### What you should do
Among the entries below, how many lines hold "JSON"? Reply with the number only.

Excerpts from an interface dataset
%%

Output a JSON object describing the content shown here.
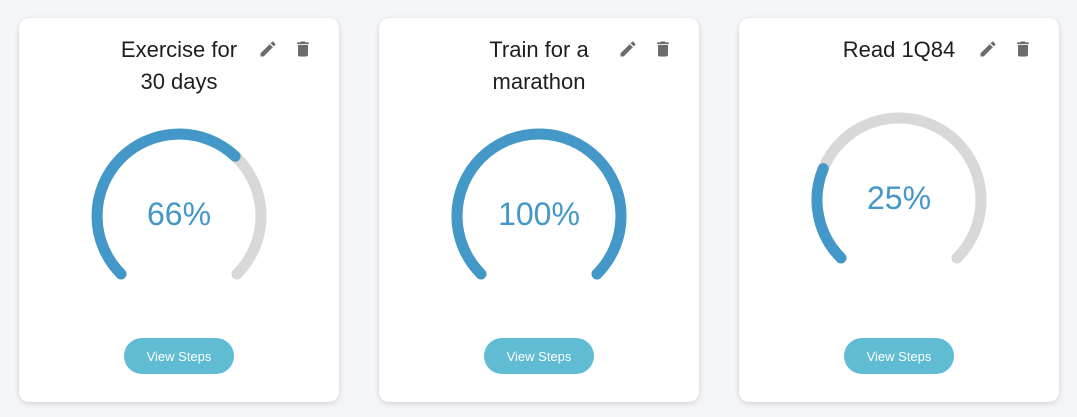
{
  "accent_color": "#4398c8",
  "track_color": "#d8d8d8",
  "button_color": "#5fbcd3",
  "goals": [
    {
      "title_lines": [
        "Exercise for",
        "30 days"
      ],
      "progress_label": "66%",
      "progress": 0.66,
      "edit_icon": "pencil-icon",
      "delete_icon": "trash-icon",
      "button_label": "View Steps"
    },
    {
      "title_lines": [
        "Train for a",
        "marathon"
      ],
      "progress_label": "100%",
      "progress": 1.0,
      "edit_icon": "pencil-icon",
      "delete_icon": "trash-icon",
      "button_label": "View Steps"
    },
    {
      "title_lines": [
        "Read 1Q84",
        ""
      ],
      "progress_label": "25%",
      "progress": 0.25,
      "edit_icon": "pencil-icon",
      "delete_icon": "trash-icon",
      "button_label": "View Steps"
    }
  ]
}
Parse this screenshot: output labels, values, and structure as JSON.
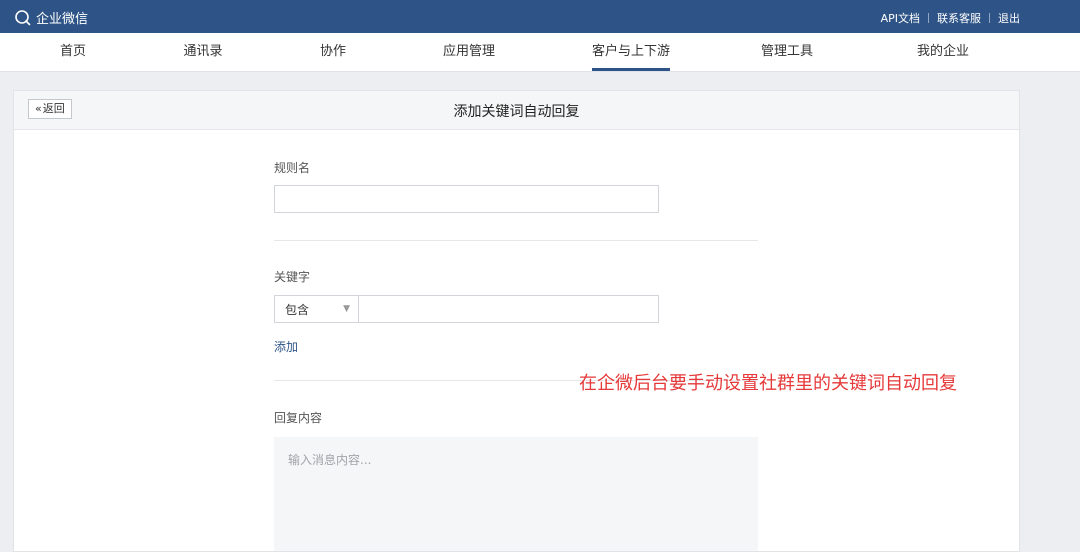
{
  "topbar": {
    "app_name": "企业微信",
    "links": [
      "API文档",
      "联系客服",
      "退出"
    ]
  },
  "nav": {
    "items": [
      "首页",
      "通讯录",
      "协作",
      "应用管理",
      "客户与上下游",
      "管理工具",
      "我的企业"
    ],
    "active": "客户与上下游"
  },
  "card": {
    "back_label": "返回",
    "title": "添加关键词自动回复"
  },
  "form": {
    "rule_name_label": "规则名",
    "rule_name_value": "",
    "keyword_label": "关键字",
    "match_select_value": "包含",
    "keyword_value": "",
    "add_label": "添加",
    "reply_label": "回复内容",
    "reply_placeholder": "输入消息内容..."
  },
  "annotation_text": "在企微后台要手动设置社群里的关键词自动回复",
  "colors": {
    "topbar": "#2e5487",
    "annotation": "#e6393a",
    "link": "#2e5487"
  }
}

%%

### Exercise output
2